Managing Logistics Information
Manufacturers and grocery retailers are increasingly forming alliances with providers of logistics services in an attempt both to improve delivery for their customers and to reduce their own logistics costs. ?ven so, information on the logistics services market is scarce. National statistics are dispersed between transportation and warehousing classifications, and numbers often shift between categories when alliances are consummated. Though precise information is not available, we estimate that in Western ?urope alone logistics alliances to the annual value of one to two billion dollars are now in place. They are also spreading to markets as far apart as the United States and Australia.
For the purposes of the paper, I defined alliances as agreements that met three conditions: they must involve at least one full year of cooperation; cover both transportation and warehousing services; and employ a single provider for the services. In other words, I was seeking partnerships — “win-win” situations from which both parties could benefit. Although the frequency with which such alliances are happening is a recent phenomenon, some companies have been aware of their benefits for much longer. One of the earliest and most definitive of these alliances is that between Rank Xerox and the Dutch transport company Frans Maas, which has evolved over a decade with periodic increases in scope and value-added. Logistics alliance development is still in its early stages.
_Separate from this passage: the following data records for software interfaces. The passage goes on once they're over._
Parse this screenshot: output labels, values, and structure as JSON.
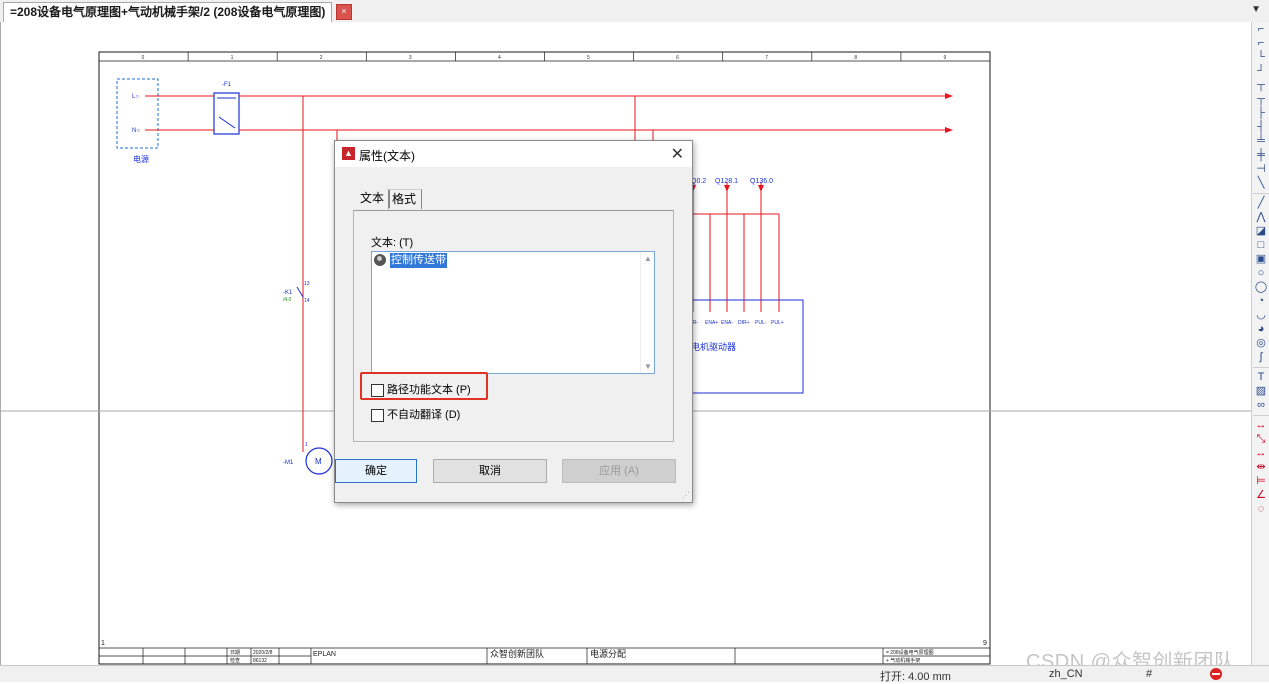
{
  "document_tab": {
    "title": "=208设备电气原理图+气动机械手架/2 (208设备电气原理图)",
    "close_symbol": "×",
    "dropdown_symbol": "▼"
  },
  "schematic": {
    "column_numbers": [
      "0",
      "1",
      "2",
      "3",
      "4",
      "5",
      "6",
      "7",
      "8",
      "9"
    ],
    "page_start": "1",
    "page_end": "9",
    "power_supply_label": "电源",
    "terminal_l": "L○",
    "terminal_n": "N○",
    "breaker_tag": "-F1",
    "switch_tag": "-K1",
    "switch_ref": "/4.0",
    "switch_pin_top": "13",
    "switch_pin_bottom": "14",
    "motor_tag": "-M1",
    "motor_symbol": "M",
    "motor_pin": "1",
    "signal_refs": [
      "Q0.2",
      "Q128.1",
      "Q136.0"
    ],
    "drive_pins": [
      "DIR-",
      "ENA+",
      "ENA-",
      "DIR+",
      "PUL-",
      "PUL+"
    ],
    "drive_label": "电机驱动器",
    "title_block": {
      "created_label": "日期",
      "created_date": "2020/2/8",
      "editor_label": "检查",
      "editor_value": "86132",
      "software": "EPLAN",
      "team": "众智创新团队",
      "page_name": "电源分配",
      "ref1": "= 208设备电气原理图",
      "ref2": "+ 气动机械手架"
    }
  },
  "dialog": {
    "title": "属性(文本)",
    "close_symbol": "✕",
    "tabs": [
      {
        "label": "文本"
      },
      {
        "label": "格式"
      }
    ],
    "text_label": "文本: (T)",
    "text_value": "控制传送带",
    "checkbox_path_function": "路径功能文本 (P)",
    "checkbox_no_translate": "不自动翻译 (D)",
    "buttons": {
      "ok": "确定",
      "cancel": "取消",
      "apply": "应用 (A)"
    },
    "highlight_color": "#e03226"
  },
  "status_bar": {
    "snap": "打开: 4.00 mm",
    "language": "zh_CN",
    "hash": "#"
  },
  "watermark": "CSDN @众智创新团队",
  "colors": {
    "wire_red": "#e8141e",
    "symbol_blue": "#1a2fd6",
    "frame_black": "#1a1a1a"
  }
}
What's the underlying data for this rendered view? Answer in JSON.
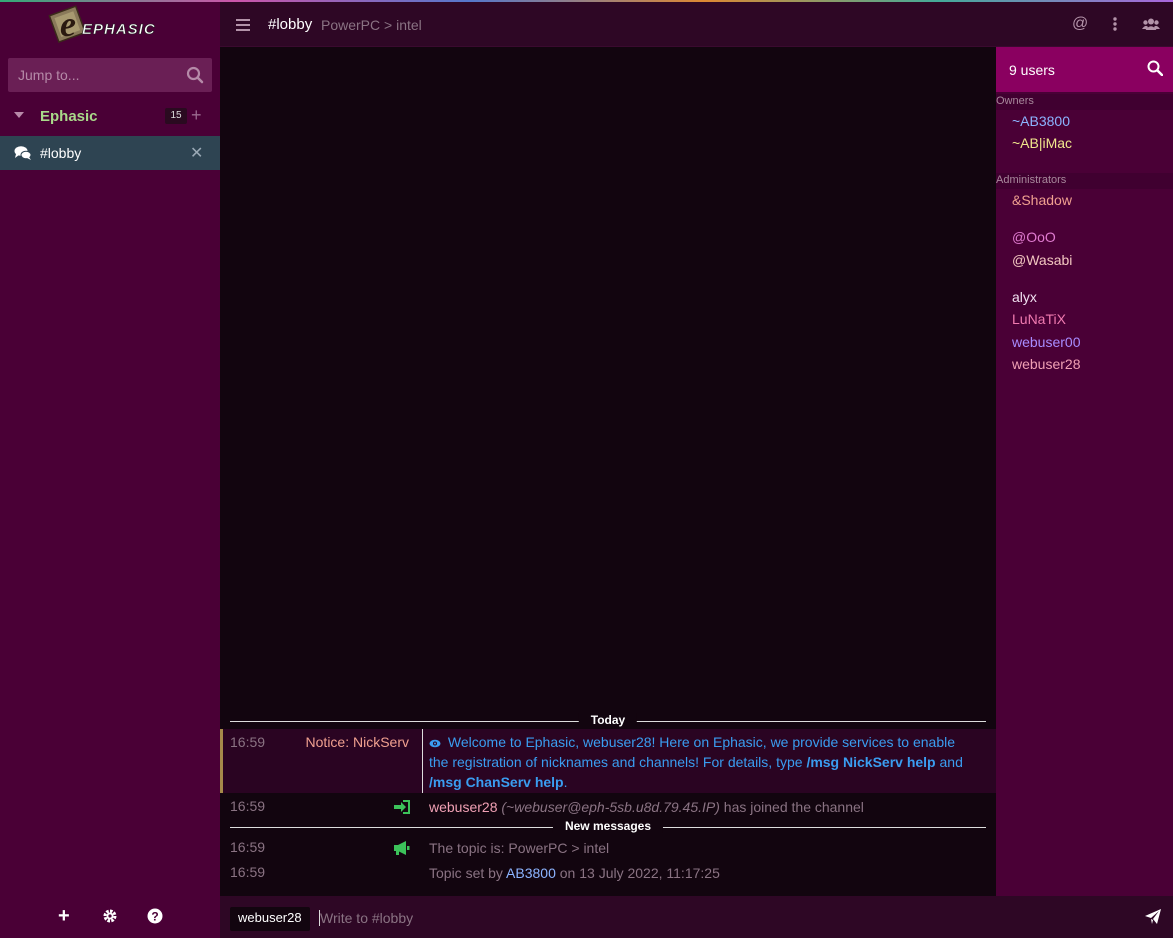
{
  "app": {
    "brand": "EPHASIC",
    "colors": {
      "sidebar": "#4a0036",
      "header": "#2e0725",
      "chat_bg": "#12050f",
      "userlist_head": "#8a0060",
      "active_channel": "#2e4452"
    }
  },
  "sidebar": {
    "jump_placeholder": "Jump to...",
    "network": {
      "name": "Ephasic",
      "badge": "15"
    },
    "channels": [
      {
        "name": "#lobby",
        "icon": "comments-icon"
      }
    ],
    "footer": {
      "add": "+",
      "settings": "gear-icon",
      "help": "question-icon"
    }
  },
  "header": {
    "channel": "#lobby",
    "topic": "PowerPC > intel"
  },
  "chat": {
    "today_label": "Today",
    "new_messages_label": "New messages",
    "notice": {
      "time": "16:59",
      "from": "Notice: NickServ",
      "text_1": "Welcome to Ephasic, webuser28! Here on Ephasic, we provide services to enable the registration of nicknames and channels! For details, type ",
      "cmd_1": "/msg NickServ help",
      "text_2": " and ",
      "cmd_2": "/msg ChanServ help",
      "text_3": "."
    },
    "join": {
      "time": "16:59",
      "nick": "webuser28",
      "host": "(~webuser@eph-5sb.u8d.79.45.IP)",
      "text": " has joined the channel"
    },
    "topic_msg": {
      "time": "16:59",
      "text": "The topic is: PowerPC > intel"
    },
    "topic_set": {
      "time": "16:59",
      "prefix": "Topic set by ",
      "nick": "AB3800",
      "suffix": " on 13 July 2022, 11:17:25"
    }
  },
  "composer": {
    "nick": "webuser28",
    "placeholder": "Write to #lobby"
  },
  "userlist": {
    "count": "9 users",
    "groups": [
      {
        "label": "Owners"
      },
      {
        "label": "Administrators"
      }
    ],
    "users": [
      {
        "nick": "~AB3800",
        "color": "#8cb4ff"
      },
      {
        "nick": "~AB|iMac",
        "color": "#f0e68c"
      },
      {
        "nick": "&Shadow",
        "color": "#f0a090"
      },
      {
        "nick": "@OoO",
        "color": "#e07ad0"
      },
      {
        "nick": "@Wasabi",
        "color": "#f2c6c0"
      },
      {
        "nick": "alyx",
        "color": "#f0e0f0"
      },
      {
        "nick": "LuNaTiX",
        "color": "#f07ab0"
      },
      {
        "nick": "webuser00",
        "color": "#a88cff"
      },
      {
        "nick": "webuser28",
        "color": "#f0a0b4"
      }
    ]
  }
}
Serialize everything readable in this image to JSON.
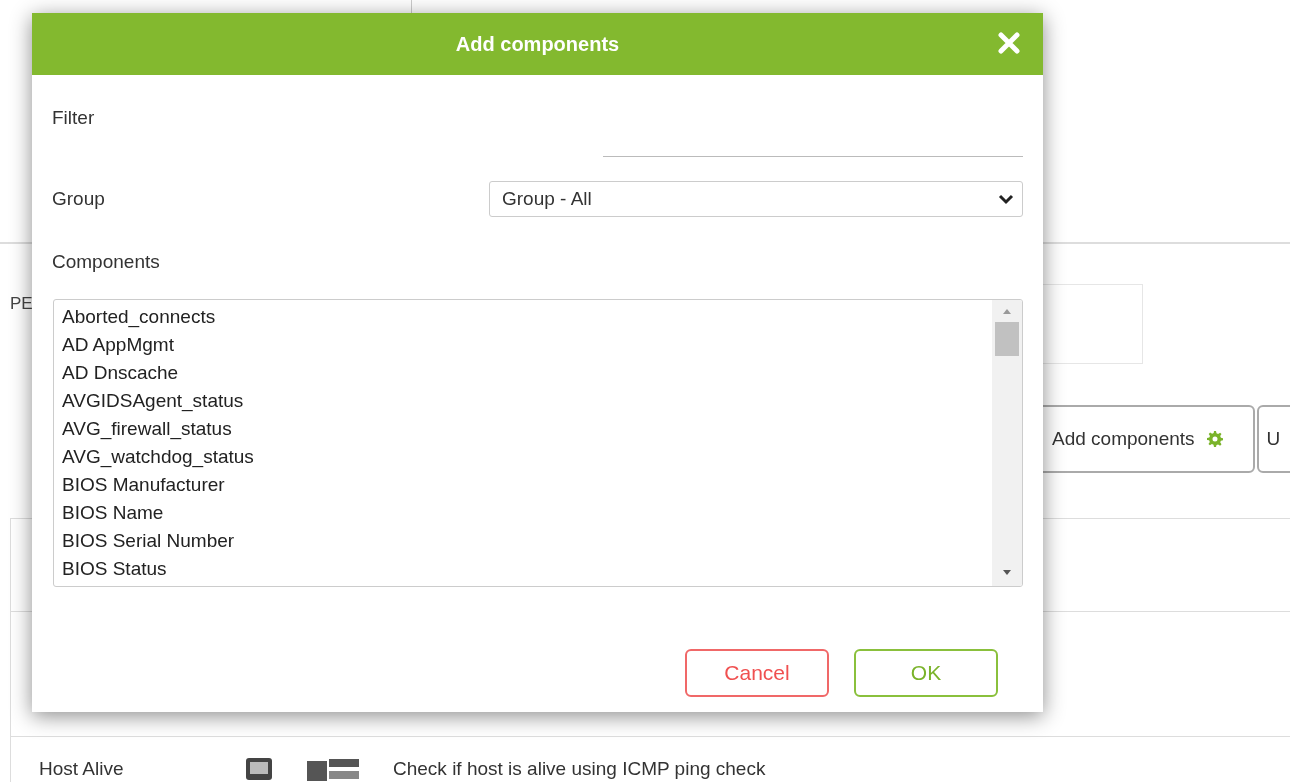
{
  "background": {
    "partial_label": "PE",
    "buttons": [
      {
        "label": "Add components",
        "has_icon": true
      },
      {
        "label": "U",
        "has_icon": false
      }
    ],
    "table": {
      "rows": [
        {
          "module_name": "Host Alive",
          "description": "Check if host is alive using ICMP ping check"
        }
      ]
    }
  },
  "dialog": {
    "title": "Add components",
    "filter": {
      "label": "Filter"
    },
    "group": {
      "label": "Group",
      "value": "Group - All"
    },
    "components": {
      "label": "Components",
      "items": [
        "Aborted_connects",
        "AD AppMgmt",
        "AD Dnscache",
        "AVGIDSAgent_status",
        "AVG_firewall_status",
        "AVG_watchdog_status",
        "BIOS Manufacturer",
        "BIOS Name",
        "BIOS Serial Number",
        "BIOS Status"
      ]
    },
    "buttons": [
      {
        "label": "Cancel",
        "kind": "cancel"
      },
      {
        "label": "OK",
        "kind": "ok"
      }
    ]
  }
}
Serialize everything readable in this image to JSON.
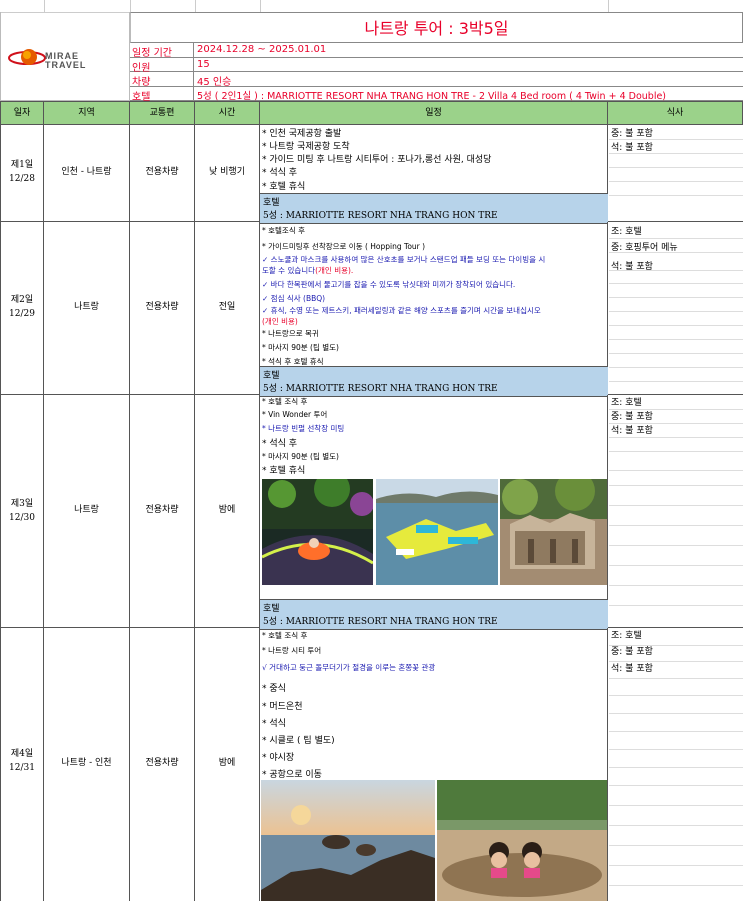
{
  "logo": {
    "line1": "MIRAE",
    "line2": "TRAVEL"
  },
  "title": "나트랑 투어 :  3박5일",
  "info": [
    {
      "label": "일정 기간",
      "value": "2024.12.28 ~ 2025.01.01"
    },
    {
      "label": "인원",
      "value": "15"
    },
    {
      "label": "차량",
      "value": "45 인승"
    },
    {
      "label": "호텔",
      "value": "5성 ( 2인1실 ) : MARRIOTTE  RESORT NHA TRANG HON TRE - 2 Villa 4 Bed room ( 4 Twin + 4 Double)"
    }
  ],
  "headers": {
    "day": "일자",
    "region": "지역",
    "transport": "교통편",
    "time": "시간",
    "schedule": "일정",
    "meal": "식사"
  },
  "hotel_block": {
    "label": "호텔",
    "name": "5성 :  MARRIOTTE  RESORT NHA TRANG HON TRE"
  },
  "days": [
    {
      "day": "제1일",
      "date": "12/28",
      "region": "인천 - 나트랑",
      "transport": "전용차량",
      "time": "낮 비행기",
      "schedule": [
        "* 인천 국제공항 출발",
        "* 나트랑 국제공항 도착",
        "* 가이드 미팅 후 나트랑 시티투어 : 포나가,롱선 사원, 대성당",
        "* 석식 후",
        "* 호텔 휴식"
      ],
      "meals": [
        "중: 불 포함",
        "석: 불 포함"
      ]
    },
    {
      "day": "제2일",
      "date": "12/29",
      "region": "나트랑",
      "transport": "전용차량",
      "time": "전일",
      "schedule": [
        "* 호텔조식 후",
        "* 가이드미팅후 선착장으로 이동 ( Hopping Tour )",
        "✓   스노쿨과 마스크를 사용하여 많은 산호초를 보거나 스탠드업 패들 보딩 또는 다이빙을 시",
        "도할 수 있습니다",
        "(개인 비용).",
        "✓   바다 한복판에서 물고기를 잡을 수 있도록 낚싯대와 미끼가 장착되어 있습니다.",
        "✓   점심 식사 (BBQ)",
        "✓   휴식, 수영 또는 제트스키, 패러세일링과 같은 해양 스포츠를 즐기며 시간을 보내십시오",
        "(개인 비용)",
        "* 나트랑으로 복귀",
        "* 마사지 90분 (팁 별도)",
        "* 석식 후  호텔 휴식"
      ],
      "meals": [
        "조: 호텔",
        "중: 호핑투어 메뉴",
        "석: 불 포함"
      ]
    },
    {
      "day": "제3일",
      "date": "12/30",
      "region": "나트랑",
      "transport": "전용차량",
      "time": "밤에",
      "schedule": [
        "* 호텔 조식 후",
        "* Vin Wonder 투어",
        "* 나트랑 빈펄 선착장 미팅",
        "* 석식 후",
        "* 마사지 90분 (팁 별도)",
        "* 호텔 휴식"
      ],
      "meals": [
        "조: 호텔",
        "중: 불 포함",
        "석: 불 포함"
      ]
    },
    {
      "day": "제4일",
      "date": "12/31",
      "region": "나트랑 - 인천",
      "transport": "전용차량",
      "time": "밤에",
      "schedule": [
        "* 호텔 조식 후",
        "* 나트랑 시티 투어",
        "√ 거대하고 둥근 돌무더기가  절경을 이루는 혼쫑꽃 관광",
        "* 중식",
        "* 머드온천",
        "* 석식",
        "* 시클로 ( 팁 별도)",
        "* 야시장",
        "* 공항으로 이동"
      ],
      "meals": [
        "조: 호텔",
        "중: 불 포함",
        "석: 불 포함"
      ]
    }
  ],
  "colors": {
    "accent_red": "#e8002a",
    "header_green": "#9bd28a",
    "hotel_blue": "#b7d3ea",
    "text_blue": "#1a1ab0"
  }
}
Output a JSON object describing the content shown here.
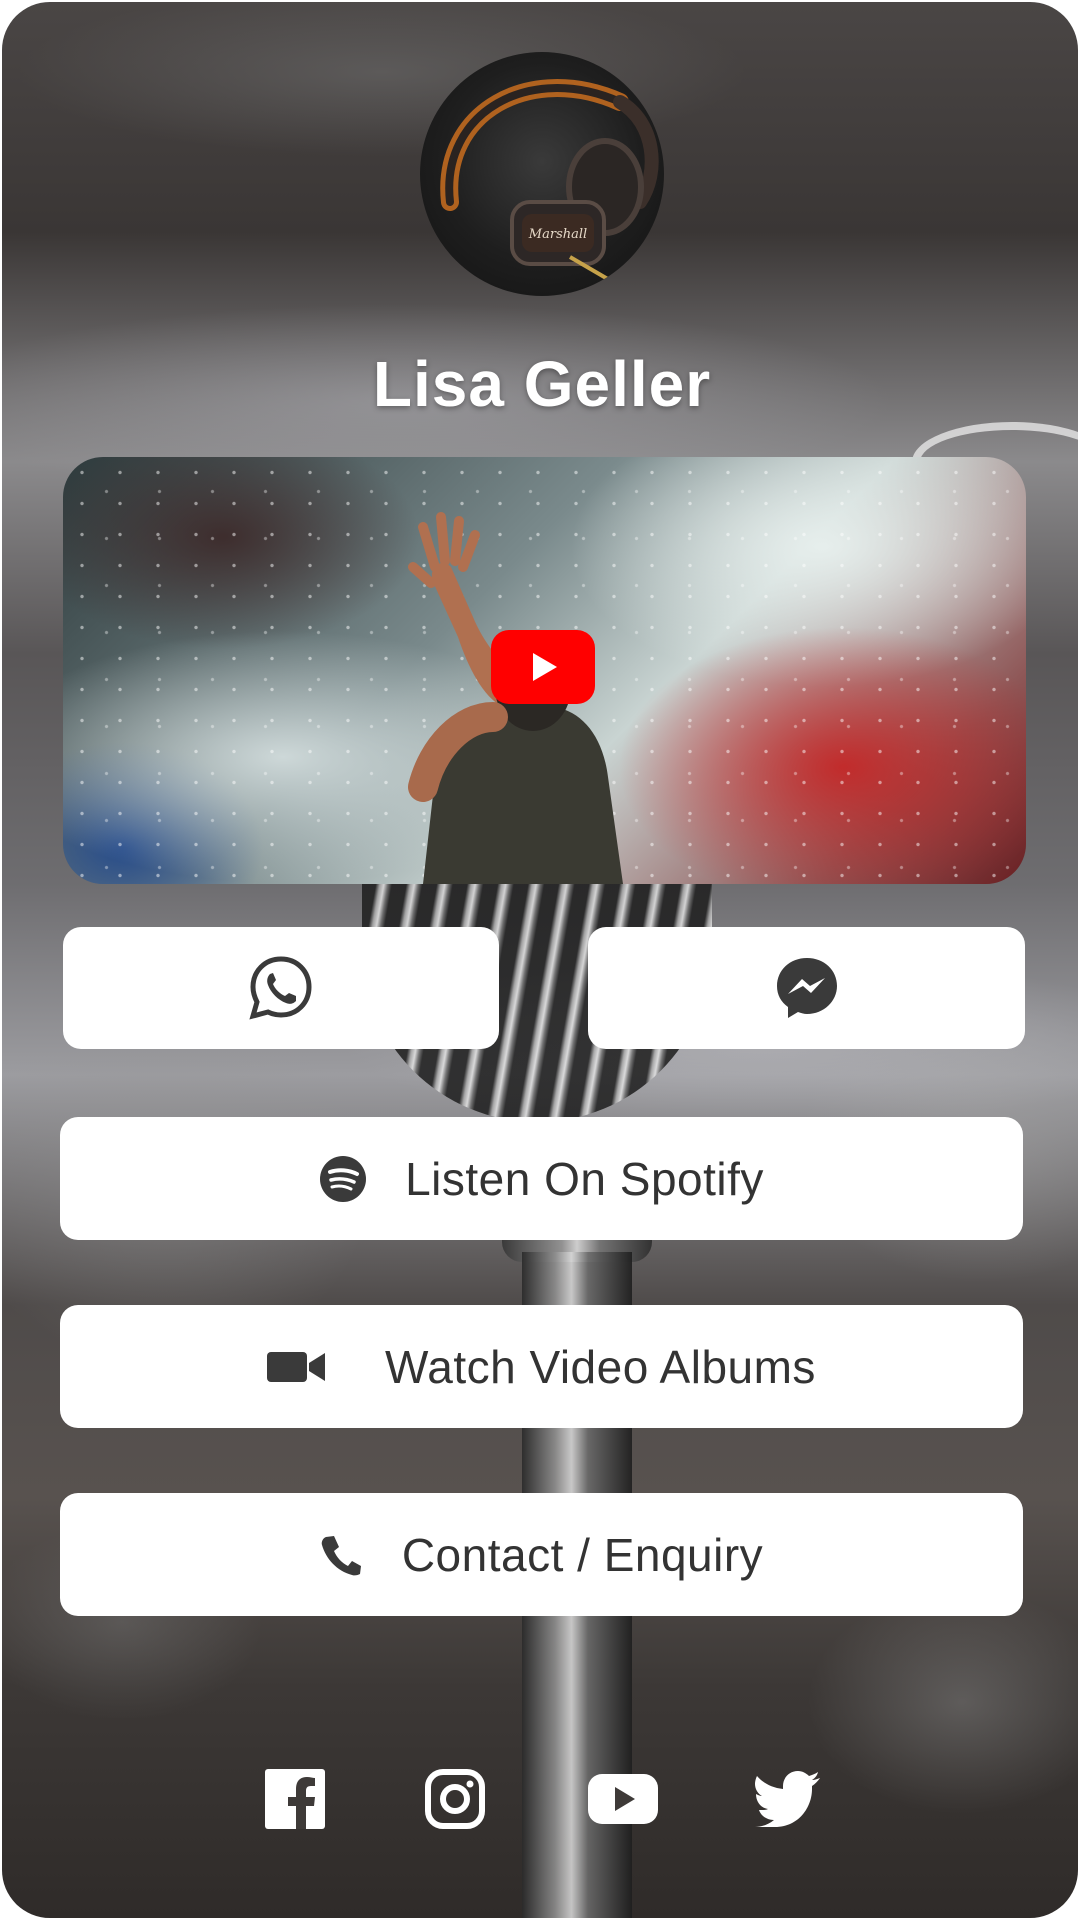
{
  "profile": {
    "name": "Lisa Geller",
    "avatar_icon": "headphones-photo"
  },
  "video": {
    "thumbnail": "concert-performer-photo",
    "play_icon": "youtube-play-icon",
    "play_color": "#ff0000"
  },
  "contact_buttons": {
    "whatsapp_icon": "whatsapp-icon",
    "messenger_icon": "messenger-icon"
  },
  "links": {
    "spotify_label": "Listen On Spotify",
    "spotify_icon": "spotify-icon",
    "video_label": "Watch Video Albums",
    "video_icon": "video-camera-icon",
    "contact_label": "Contact / Enquiry",
    "contact_icon": "phone-icon"
  },
  "socials": [
    "facebook-icon",
    "instagram-icon",
    "youtube-icon",
    "twitter-icon"
  ],
  "colors": {
    "button_bg": "#ffffff",
    "button_text": "#333333",
    "title_text": "#ffffff"
  }
}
There are, as yet, no major service providers that dominate the ?uropean or Amerian scene. Almost half of the alliances in the research sample were less than two years old, and most had not changed their original scope. By far the most important factor driving companies toward such alliances is corporate restructuring. In ?urope, typical motives are the need to reconfigure production facilities to respond to globalization pressures, and the increasing harmonization and deregulation within the ?uropean Union. Corporate restructuring can lead to a logistics alliance in two ways.
If it involves more specialized production and fewer factories, it will be accompanied or quickly followed by a re-evaluation of the logistics configuration. In more than 500 cases to date, disappearing borders, greater distances to market, and improving transport networks have prompted the setting up of one or more ?uropean or regional distribution centers. Recent analyses by Dutch information and research institution, Nederland Distributieland, show that one in four of these distribution centers will be outsourced. ?xperience indicates that major US and Japanese companies are in the vanguard of this type of restructuring. With their more numerous production facilities and more established national organizations, ?uropean companies have been slower to act. (Sherry, 2003) A second group of companies approaches alliances for a different reason.
Having decided to focus on core competences such as product development, manufacturing, and marketing and selling, they have concluded that part or all of their logistics is best outsourced to a specialist provider. Logistics are widespread in the economy. Consumer packaged goods — where the outsourcing companies include food and beverage manufacturers and large grocery retailers — represent about a quarter of them. Major consumer-oriented and industrial product sectors are equally represented in logistics alliances, with about 40 percent of reported deals each. The balance of 20 percent consists of smaller sectors, both consumer and industrial. (Sherry, 2003) Consumer product sectors contain most of the pioneers of logistics alliances; about two-thirds are more than two years old.